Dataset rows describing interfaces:
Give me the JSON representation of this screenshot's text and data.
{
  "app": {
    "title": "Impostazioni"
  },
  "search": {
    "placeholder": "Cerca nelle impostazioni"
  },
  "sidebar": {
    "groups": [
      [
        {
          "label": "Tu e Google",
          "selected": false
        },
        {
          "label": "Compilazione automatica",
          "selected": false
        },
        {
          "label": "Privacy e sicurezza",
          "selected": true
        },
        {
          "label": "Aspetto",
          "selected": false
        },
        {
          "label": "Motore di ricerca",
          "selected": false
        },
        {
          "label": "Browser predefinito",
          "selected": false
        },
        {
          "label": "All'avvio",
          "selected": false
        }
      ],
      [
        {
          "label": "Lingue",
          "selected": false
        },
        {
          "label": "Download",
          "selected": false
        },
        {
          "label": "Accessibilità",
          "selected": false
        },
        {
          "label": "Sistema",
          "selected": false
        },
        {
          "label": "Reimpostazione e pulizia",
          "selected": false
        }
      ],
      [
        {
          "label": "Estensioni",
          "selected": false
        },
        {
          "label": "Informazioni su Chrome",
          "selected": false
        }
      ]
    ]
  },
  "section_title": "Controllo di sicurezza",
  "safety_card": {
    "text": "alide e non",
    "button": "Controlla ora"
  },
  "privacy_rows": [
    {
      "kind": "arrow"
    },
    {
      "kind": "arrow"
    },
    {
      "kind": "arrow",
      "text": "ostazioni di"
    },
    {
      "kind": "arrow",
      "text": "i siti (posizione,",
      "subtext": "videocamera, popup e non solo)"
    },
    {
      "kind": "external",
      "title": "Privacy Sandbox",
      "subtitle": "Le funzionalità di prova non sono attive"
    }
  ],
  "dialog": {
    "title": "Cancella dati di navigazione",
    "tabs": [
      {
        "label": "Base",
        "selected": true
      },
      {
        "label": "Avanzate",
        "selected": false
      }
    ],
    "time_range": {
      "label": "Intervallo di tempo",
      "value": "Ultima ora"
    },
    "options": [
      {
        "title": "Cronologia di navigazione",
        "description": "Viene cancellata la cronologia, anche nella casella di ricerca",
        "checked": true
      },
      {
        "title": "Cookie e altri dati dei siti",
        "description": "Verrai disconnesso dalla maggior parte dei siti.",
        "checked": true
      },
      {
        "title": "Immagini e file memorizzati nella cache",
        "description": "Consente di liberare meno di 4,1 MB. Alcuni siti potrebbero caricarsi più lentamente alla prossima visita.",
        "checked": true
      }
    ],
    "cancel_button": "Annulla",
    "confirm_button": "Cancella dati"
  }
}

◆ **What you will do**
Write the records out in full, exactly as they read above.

◆ **Exercise result**
Give me the JSON representation of this screenshot's text and data.
{
  "app": {
    "title": "Impostazioni"
  },
  "search": {
    "placeholder": "Cerca nelle impostazioni"
  },
  "sidebar": {
    "groups": [
      [
        {
          "label": "Tu e Google",
          "selected": false
        },
        {
          "label": "Compilazione automatica",
          "selected": false
        },
        {
          "label": "Privacy e sicurezza",
          "selected": true
        },
        {
          "label": "Aspetto",
          "selected": false
        },
        {
          "label": "Motore di ricerca",
          "selected": false
        },
        {
          "label": "Browser predefinito",
          "selected": false
        },
        {
          "label": "All'avvio",
          "selected": false
        }
      ],
      [
        {
          "label": "Lingue",
          "selected": false
        },
        {
          "label": "Download",
          "selected": false
        },
        {
          "label": "Accessibilità",
          "selected": false
        },
        {
          "label": "Sistema",
          "selected": false
        },
        {
          "label": "Reimpostazione e pulizia",
          "selected": false
        }
      ],
      [
        {
          "label": "Estensioni",
          "selected": false
        },
        {
          "label": "Informazioni su Chrome",
          "selected": false
        }
      ]
    ]
  },
  "section_title": "Controllo di sicurezza",
  "safety_card": {
    "text": "alide e non",
    "button": "Controlla ora"
  },
  "privacy_rows": [
    {
      "kind": "arrow"
    },
    {
      "kind": "arrow"
    },
    {
      "kind": "arrow",
      "text": "ostazioni di"
    },
    {
      "kind": "arrow",
      "text": "i siti (posizione,",
      "subtext": "videocamera, popup e non solo)"
    },
    {
      "kind": "external",
      "title": "Privacy Sandbox",
      "subtitle": "Le funzionalità di prova non sono attive"
    }
  ],
  "dialog": {
    "title": "Cancella dati di navigazione",
    "tabs": [
      {
        "label": "Base",
        "selected": true
      },
      {
        "label": "Avanzate",
        "selected": false
      }
    ],
    "time_range": {
      "label": "Intervallo di tempo",
      "value": "Ultima ora"
    },
    "options": [
      {
        "title": "Cronologia di navigazione",
        "description": "Viene cancellata la cronologia, anche nella casella di ricerca",
        "checked": true
      },
      {
        "title": "Cookie e altri dati dei siti",
        "description": "Verrai disconnesso dalla maggior parte dei siti.",
        "checked": true
      },
      {
        "title": "Immagini e file memorizzati nella cache",
        "description": "Consente di liberare meno di 4,1 MB. Alcuni siti potrebbero caricarsi più lentamente alla prossima visita.",
        "checked": true
      }
    ],
    "cancel_button": "Annulla",
    "confirm_button": "Cancella dati"
  }
}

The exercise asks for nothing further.